The Boeing Joint Strike Fighter One Team has successfully completed the first phase of engine runs for its X-32A concept demonstration aircraft. The smooth, uneventful operation of the engine in the aircraft confirmed all performance predictions and moves the X-32A closer to its first flight.
The Pratt & Whitney F119-614 engine ran at idle power to verify system integrity, then at all power settings, from minimum to maximum afterburner. The engine was powered up eight times over a six-day period. All propulsion-system components operated as designed and experienced no anomalies. Emergency system tests and emergency shutdowns also were performed, revealing no issues.
"Engine performance was excellent," said Ad Thompson, X-32 flight-test manager. "This first phase of engine runs goes a long way toward risk reduction and validating our simulations. The engine operated just as well in the aircraft as it did on the test stand.
"This gives us further confidence that we're on the right path toward a safe and productive flight-test program," Thompson said.
Additional engine tests involving the vehicle management system, electro-magnetic interference and other aircraft performance requirements will be done before low-speed taxi tests are conducted in May. The X-32A is expected to fly this summer.

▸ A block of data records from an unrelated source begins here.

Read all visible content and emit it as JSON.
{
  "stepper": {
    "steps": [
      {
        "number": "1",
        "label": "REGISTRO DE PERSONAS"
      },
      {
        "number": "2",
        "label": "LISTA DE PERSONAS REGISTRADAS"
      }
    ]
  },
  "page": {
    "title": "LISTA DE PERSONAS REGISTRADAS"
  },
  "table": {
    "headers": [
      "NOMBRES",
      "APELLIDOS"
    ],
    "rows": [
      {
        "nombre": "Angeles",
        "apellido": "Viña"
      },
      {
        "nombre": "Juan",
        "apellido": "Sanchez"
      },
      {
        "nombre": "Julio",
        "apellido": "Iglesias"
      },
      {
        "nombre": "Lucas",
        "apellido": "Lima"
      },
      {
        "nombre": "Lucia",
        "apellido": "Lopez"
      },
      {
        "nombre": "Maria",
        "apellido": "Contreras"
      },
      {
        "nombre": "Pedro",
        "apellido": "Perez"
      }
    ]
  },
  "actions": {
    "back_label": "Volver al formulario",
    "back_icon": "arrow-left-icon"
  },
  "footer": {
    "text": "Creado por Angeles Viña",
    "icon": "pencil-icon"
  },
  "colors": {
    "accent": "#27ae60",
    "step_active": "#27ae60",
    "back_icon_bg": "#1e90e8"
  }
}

Boeing, the world's largest producer of fighter aircraft, is competing to build the JSF under a four-year concept demonstration phase contract with the U.S. Air Force, Navy and Marine Corps, and the British Royal Air Force and Navy. A winner is scheduled to be selected in 2001.